**Work required**
Determine how many lines of the listing below hold the string "header", then state that number alone.

**Materials provided**
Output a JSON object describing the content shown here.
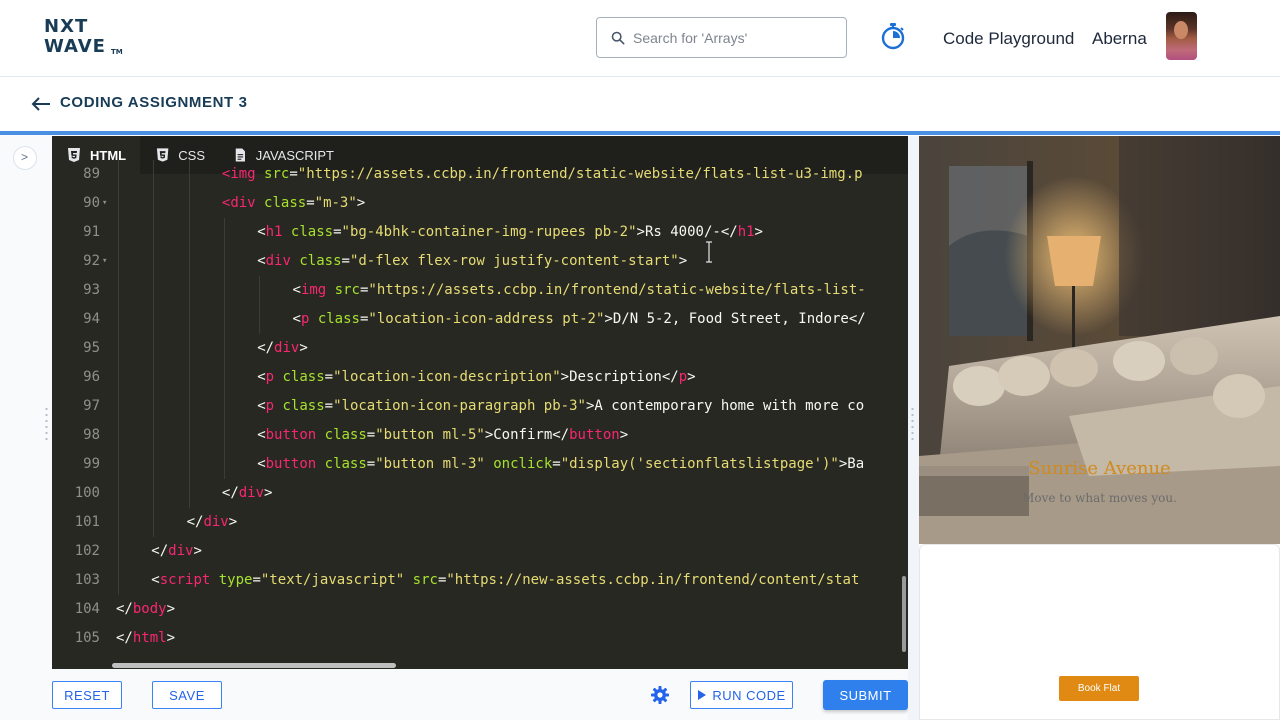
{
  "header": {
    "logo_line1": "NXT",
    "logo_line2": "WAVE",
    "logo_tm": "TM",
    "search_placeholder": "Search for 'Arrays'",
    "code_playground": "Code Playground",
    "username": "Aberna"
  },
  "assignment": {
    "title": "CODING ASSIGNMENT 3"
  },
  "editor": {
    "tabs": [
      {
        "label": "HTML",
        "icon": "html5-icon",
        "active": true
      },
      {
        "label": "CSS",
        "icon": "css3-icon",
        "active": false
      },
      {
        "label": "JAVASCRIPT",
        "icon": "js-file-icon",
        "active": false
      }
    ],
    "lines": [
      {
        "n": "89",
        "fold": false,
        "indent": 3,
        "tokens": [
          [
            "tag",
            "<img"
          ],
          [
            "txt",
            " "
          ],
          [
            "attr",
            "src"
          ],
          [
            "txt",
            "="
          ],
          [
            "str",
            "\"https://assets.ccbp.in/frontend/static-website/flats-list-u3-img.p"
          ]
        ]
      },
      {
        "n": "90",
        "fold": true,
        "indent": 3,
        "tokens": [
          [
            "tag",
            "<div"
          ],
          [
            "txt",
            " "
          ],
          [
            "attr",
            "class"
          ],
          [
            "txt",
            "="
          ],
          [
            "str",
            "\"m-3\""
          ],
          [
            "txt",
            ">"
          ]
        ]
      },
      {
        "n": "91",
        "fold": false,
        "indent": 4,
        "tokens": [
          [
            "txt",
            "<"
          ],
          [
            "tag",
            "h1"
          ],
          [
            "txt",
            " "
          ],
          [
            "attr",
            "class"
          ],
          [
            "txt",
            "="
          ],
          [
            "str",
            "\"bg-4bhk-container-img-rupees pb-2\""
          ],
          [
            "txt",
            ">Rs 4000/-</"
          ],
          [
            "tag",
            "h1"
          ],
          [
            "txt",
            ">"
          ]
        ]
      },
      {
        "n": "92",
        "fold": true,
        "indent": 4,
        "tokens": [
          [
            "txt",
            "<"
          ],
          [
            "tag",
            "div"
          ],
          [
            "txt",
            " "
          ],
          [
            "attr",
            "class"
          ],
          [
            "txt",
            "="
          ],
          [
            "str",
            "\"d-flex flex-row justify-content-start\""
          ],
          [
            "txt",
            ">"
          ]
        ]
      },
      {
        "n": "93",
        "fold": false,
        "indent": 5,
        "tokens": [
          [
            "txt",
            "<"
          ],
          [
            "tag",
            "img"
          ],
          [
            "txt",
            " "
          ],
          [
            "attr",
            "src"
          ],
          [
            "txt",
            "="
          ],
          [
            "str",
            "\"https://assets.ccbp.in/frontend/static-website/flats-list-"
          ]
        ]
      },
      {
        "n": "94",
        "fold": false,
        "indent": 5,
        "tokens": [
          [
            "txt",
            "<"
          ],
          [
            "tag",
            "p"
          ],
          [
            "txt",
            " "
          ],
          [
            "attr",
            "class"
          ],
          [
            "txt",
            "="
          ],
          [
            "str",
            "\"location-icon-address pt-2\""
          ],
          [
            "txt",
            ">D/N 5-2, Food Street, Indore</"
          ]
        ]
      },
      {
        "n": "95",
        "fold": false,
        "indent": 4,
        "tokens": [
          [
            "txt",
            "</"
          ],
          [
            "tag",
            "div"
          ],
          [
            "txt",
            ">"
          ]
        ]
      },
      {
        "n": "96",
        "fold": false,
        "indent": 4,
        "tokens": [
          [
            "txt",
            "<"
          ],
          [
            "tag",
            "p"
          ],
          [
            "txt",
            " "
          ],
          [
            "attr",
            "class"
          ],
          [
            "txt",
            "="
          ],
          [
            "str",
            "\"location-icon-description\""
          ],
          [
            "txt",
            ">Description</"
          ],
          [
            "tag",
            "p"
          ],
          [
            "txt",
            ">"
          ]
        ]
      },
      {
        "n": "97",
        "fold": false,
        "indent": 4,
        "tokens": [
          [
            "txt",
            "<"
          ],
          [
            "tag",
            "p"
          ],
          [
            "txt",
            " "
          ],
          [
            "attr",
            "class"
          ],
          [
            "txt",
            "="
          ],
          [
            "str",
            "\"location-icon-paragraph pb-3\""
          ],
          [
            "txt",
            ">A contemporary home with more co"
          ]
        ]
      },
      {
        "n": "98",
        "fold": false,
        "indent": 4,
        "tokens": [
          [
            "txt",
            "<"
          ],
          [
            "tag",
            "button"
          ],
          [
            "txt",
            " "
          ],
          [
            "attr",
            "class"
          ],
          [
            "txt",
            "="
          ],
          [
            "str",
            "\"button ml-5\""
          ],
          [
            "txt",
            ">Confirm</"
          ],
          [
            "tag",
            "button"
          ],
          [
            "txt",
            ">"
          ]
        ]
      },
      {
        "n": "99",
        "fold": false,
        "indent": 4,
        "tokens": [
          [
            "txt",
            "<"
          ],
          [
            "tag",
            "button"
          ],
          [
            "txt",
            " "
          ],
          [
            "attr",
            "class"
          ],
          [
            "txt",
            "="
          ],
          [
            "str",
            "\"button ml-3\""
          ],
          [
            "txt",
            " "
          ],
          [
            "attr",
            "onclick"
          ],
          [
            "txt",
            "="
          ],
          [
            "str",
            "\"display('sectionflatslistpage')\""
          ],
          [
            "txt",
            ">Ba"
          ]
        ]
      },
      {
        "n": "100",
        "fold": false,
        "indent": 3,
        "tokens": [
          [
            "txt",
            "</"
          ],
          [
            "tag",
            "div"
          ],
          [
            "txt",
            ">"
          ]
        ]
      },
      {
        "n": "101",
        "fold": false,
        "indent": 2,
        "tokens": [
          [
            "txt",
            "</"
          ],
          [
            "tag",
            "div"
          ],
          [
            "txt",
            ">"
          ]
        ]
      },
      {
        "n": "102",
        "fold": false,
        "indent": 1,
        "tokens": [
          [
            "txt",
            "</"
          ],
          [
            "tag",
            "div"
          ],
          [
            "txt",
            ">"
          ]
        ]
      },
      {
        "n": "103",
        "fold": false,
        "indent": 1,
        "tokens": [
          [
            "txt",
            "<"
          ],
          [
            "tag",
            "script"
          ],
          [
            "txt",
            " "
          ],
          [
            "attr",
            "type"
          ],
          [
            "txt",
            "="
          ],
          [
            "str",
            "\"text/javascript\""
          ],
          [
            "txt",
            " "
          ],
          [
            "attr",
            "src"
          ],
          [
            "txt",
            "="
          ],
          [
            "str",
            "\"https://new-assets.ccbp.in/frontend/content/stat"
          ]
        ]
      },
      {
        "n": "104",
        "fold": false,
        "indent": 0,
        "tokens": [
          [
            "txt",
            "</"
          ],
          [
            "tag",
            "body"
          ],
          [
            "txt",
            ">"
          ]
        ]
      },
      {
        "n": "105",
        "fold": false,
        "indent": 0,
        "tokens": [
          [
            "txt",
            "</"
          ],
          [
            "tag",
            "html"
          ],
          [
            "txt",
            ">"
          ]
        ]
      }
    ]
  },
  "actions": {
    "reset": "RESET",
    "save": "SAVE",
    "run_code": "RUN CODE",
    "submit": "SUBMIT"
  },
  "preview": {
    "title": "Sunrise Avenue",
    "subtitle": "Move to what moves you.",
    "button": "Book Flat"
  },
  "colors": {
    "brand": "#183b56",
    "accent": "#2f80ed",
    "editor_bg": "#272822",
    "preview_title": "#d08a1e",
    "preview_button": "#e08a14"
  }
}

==

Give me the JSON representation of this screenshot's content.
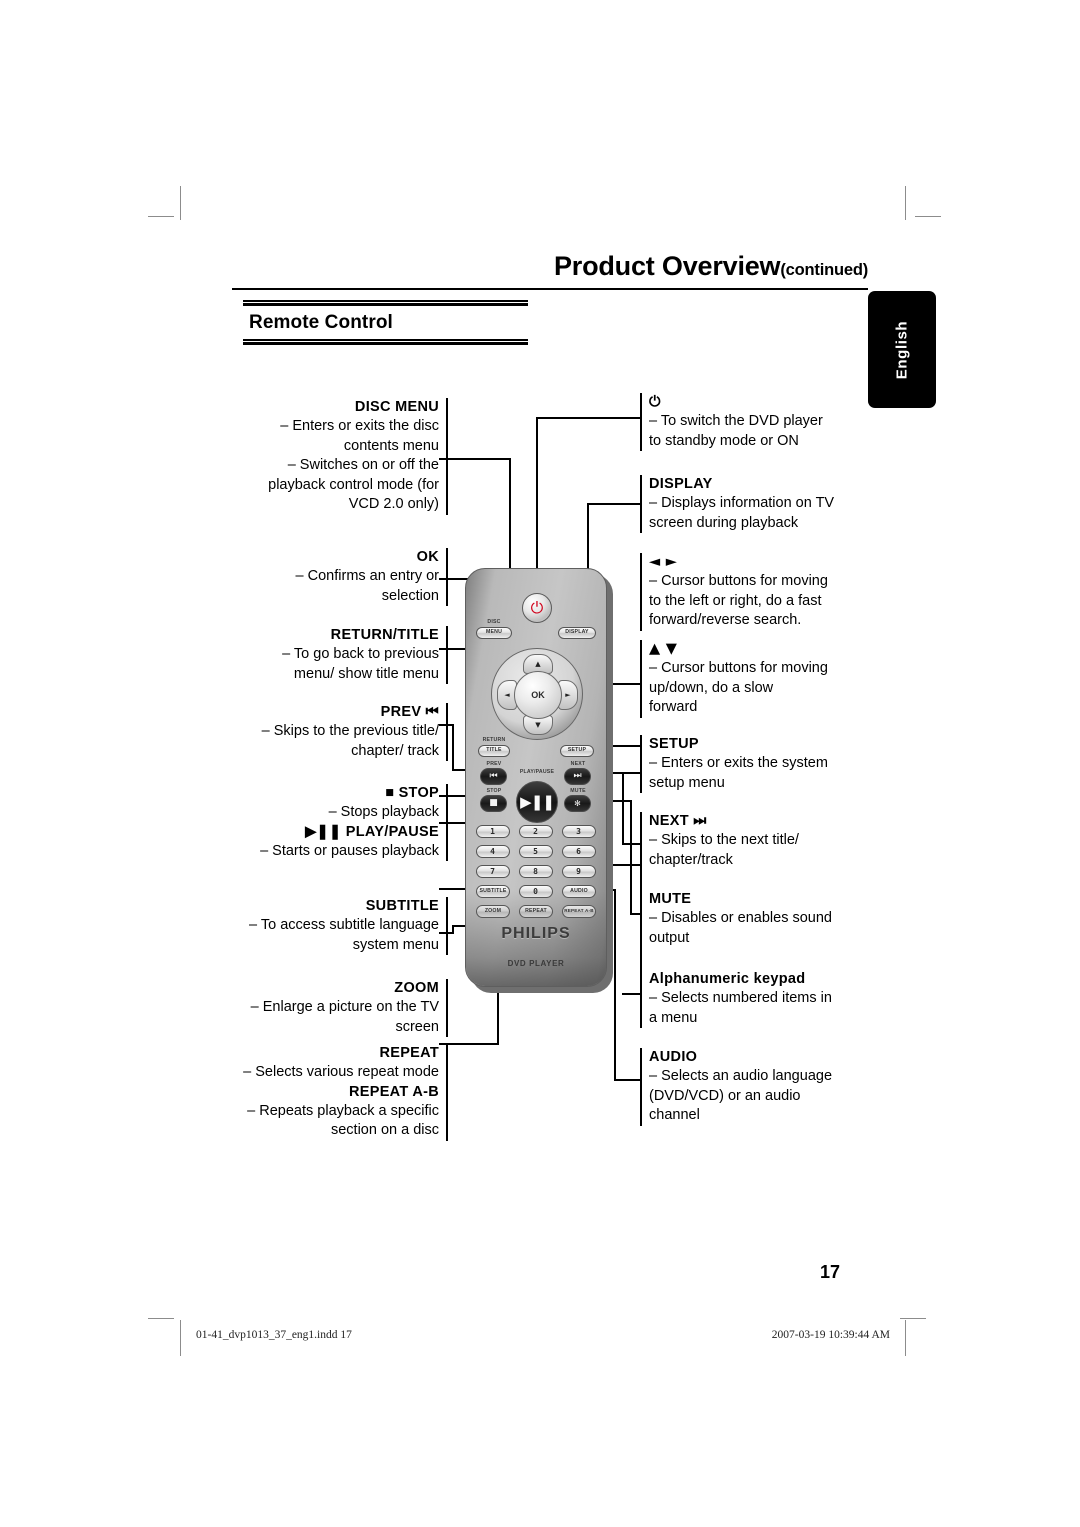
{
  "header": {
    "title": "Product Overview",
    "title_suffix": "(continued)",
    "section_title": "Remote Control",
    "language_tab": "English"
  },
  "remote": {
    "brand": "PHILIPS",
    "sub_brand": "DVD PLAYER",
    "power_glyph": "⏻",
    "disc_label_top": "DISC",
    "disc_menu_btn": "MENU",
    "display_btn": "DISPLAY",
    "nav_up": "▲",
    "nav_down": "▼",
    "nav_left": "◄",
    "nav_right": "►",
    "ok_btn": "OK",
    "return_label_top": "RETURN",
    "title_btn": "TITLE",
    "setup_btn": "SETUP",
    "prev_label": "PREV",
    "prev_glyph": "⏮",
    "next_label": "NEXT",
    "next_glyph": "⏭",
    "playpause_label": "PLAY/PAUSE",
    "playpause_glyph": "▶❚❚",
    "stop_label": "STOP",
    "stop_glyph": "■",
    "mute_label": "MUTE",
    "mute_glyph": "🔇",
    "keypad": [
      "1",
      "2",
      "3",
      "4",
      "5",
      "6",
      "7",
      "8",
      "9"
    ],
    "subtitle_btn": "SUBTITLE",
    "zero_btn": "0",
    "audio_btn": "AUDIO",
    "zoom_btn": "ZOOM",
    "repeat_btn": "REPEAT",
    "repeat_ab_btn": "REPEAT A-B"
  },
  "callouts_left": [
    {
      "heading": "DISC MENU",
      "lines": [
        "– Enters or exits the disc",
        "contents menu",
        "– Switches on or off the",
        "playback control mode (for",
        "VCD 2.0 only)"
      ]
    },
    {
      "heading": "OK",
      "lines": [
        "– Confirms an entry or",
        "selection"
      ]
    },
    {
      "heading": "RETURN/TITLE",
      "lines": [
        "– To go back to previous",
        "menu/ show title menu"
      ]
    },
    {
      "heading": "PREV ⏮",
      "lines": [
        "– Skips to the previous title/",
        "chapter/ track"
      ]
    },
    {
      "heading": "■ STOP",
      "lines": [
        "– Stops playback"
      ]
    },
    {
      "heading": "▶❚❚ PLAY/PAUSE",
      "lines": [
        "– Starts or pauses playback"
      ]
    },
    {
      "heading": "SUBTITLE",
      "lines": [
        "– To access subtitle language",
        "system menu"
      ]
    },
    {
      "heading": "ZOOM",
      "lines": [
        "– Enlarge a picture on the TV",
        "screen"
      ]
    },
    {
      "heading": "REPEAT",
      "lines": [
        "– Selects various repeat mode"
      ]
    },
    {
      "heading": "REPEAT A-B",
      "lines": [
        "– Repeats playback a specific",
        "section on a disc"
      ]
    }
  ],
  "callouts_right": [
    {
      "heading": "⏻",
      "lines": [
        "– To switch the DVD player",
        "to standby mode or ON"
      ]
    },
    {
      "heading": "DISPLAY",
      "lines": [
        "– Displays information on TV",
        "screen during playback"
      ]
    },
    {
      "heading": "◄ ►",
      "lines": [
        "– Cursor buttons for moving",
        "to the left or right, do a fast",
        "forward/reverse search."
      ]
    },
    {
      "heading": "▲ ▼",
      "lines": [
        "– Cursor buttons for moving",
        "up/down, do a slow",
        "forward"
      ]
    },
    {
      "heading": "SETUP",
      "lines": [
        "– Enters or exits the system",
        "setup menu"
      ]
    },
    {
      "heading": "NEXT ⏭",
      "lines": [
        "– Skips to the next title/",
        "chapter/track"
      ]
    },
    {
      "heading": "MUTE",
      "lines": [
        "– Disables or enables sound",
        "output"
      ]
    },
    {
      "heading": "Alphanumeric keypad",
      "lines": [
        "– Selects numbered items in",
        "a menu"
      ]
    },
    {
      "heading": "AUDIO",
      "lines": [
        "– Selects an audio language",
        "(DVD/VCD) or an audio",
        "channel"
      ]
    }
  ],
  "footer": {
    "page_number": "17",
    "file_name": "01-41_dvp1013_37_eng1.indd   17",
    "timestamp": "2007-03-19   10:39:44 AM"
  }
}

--

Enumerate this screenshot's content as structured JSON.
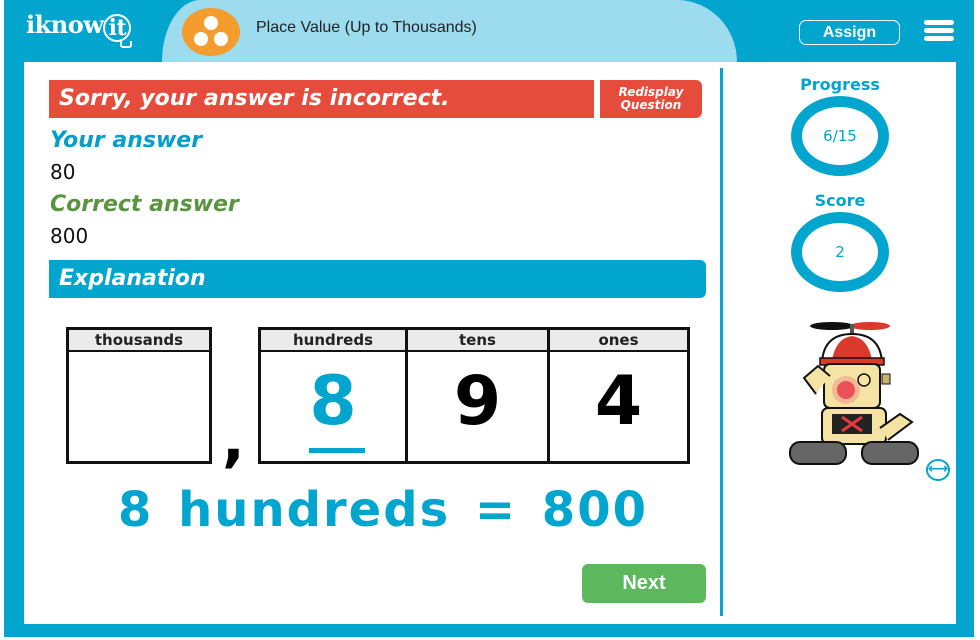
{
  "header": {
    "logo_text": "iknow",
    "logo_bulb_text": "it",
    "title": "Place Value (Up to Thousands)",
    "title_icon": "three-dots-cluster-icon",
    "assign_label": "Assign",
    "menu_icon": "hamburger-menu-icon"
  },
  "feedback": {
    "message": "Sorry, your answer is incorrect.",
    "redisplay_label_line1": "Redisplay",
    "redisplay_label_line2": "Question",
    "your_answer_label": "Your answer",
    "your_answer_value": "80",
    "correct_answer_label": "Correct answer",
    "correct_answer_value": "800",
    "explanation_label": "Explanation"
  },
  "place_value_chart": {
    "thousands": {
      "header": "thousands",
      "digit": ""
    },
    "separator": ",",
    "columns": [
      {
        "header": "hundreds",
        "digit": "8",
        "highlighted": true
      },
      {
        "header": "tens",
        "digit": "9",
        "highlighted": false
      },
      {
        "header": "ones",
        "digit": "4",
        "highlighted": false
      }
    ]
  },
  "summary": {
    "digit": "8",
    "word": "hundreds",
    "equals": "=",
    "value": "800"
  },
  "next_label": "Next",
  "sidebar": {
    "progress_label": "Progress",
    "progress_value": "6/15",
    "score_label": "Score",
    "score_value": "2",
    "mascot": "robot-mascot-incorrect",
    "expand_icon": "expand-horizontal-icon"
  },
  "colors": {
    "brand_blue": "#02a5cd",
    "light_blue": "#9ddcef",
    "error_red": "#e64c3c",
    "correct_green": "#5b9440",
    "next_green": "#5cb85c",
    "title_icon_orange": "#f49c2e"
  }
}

**Solution**
7